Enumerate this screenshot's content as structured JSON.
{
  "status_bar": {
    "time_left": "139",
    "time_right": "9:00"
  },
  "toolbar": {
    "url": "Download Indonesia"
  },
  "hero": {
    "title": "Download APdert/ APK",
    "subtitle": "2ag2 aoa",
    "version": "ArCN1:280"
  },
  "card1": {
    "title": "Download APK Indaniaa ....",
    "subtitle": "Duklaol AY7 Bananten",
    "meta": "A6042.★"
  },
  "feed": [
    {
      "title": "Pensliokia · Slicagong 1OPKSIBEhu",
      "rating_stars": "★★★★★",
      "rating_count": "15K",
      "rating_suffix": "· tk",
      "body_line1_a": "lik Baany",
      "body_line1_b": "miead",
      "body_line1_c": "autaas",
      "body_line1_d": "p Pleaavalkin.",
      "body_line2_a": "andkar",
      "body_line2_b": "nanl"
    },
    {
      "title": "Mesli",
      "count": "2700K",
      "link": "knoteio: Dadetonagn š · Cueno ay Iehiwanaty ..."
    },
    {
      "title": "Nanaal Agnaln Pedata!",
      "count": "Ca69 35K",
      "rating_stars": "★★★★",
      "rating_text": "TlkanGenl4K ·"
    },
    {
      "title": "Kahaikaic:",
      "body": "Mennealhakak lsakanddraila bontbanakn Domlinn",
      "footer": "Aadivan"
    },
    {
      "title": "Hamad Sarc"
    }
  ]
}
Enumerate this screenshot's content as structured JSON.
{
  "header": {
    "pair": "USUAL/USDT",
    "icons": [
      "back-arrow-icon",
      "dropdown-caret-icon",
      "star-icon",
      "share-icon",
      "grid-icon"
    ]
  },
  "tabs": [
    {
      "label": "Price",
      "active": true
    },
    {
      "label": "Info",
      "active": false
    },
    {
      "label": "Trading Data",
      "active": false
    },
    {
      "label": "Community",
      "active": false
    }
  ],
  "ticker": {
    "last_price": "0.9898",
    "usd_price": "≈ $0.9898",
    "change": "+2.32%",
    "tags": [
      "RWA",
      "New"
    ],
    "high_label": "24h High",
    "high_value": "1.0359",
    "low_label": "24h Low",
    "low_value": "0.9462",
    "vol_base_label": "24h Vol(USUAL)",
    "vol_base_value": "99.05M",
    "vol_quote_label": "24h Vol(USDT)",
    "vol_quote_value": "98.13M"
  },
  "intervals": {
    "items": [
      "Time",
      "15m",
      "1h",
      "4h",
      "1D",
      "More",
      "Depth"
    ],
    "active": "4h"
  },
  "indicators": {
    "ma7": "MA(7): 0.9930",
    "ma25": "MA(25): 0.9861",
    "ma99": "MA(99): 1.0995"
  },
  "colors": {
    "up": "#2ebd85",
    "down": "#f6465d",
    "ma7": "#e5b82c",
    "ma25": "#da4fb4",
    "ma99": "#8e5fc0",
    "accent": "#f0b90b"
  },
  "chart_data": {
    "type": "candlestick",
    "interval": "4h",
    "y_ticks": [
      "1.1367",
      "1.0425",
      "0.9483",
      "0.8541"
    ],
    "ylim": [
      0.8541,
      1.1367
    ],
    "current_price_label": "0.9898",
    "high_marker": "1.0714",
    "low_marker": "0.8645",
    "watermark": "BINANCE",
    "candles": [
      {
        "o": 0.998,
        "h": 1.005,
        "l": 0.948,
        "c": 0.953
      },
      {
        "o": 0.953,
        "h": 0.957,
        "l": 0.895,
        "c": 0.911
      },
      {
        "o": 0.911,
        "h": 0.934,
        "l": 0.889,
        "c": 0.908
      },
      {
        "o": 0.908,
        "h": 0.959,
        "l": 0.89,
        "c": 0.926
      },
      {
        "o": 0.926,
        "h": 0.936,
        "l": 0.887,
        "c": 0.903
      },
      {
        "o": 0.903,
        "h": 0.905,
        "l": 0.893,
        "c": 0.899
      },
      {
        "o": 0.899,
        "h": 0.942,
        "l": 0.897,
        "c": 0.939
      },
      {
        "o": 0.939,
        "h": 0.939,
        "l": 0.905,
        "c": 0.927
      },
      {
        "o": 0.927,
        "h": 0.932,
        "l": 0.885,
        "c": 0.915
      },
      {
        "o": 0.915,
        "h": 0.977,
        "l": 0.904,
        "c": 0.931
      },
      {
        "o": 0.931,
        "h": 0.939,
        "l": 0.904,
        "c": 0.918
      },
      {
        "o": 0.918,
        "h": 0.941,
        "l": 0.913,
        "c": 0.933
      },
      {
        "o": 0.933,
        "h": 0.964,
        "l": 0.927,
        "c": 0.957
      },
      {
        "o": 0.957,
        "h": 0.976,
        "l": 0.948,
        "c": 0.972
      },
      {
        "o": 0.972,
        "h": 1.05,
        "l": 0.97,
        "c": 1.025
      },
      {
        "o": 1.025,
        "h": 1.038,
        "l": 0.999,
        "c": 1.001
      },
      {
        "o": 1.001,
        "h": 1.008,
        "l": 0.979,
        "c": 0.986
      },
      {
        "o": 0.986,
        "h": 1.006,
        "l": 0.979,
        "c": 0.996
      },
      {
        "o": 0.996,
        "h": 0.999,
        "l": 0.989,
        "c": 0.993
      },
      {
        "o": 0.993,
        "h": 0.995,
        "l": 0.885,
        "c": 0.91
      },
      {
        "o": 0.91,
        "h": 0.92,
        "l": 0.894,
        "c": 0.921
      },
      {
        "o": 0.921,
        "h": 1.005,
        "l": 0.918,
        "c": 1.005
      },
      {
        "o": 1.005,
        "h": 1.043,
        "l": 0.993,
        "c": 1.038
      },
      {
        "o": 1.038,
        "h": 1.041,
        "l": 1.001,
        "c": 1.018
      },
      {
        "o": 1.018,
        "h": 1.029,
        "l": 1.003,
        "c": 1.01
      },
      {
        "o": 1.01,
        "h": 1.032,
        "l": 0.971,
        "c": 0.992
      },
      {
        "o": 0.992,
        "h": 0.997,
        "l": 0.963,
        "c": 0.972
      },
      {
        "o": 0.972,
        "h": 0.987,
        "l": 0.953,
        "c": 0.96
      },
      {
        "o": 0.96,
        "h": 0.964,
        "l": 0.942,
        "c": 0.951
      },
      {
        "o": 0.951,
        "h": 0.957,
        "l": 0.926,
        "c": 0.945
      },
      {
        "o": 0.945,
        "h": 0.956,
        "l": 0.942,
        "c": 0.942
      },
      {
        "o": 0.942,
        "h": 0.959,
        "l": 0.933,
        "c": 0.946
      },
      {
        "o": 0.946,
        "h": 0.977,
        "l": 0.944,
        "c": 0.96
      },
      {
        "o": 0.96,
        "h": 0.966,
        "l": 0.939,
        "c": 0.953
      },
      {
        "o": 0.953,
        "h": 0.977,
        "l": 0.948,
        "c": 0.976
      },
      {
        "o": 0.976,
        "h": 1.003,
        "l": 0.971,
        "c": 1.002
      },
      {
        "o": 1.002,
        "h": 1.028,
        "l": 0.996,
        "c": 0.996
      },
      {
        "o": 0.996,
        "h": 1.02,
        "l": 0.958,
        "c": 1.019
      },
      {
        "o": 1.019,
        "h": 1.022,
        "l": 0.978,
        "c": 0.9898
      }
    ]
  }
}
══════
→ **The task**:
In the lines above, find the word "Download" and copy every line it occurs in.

→ **Written solution**:
    "url": "Download Indonesia"
    "title": "Download APdert/ APK",
    "title": "Download APK Indaniaa ....",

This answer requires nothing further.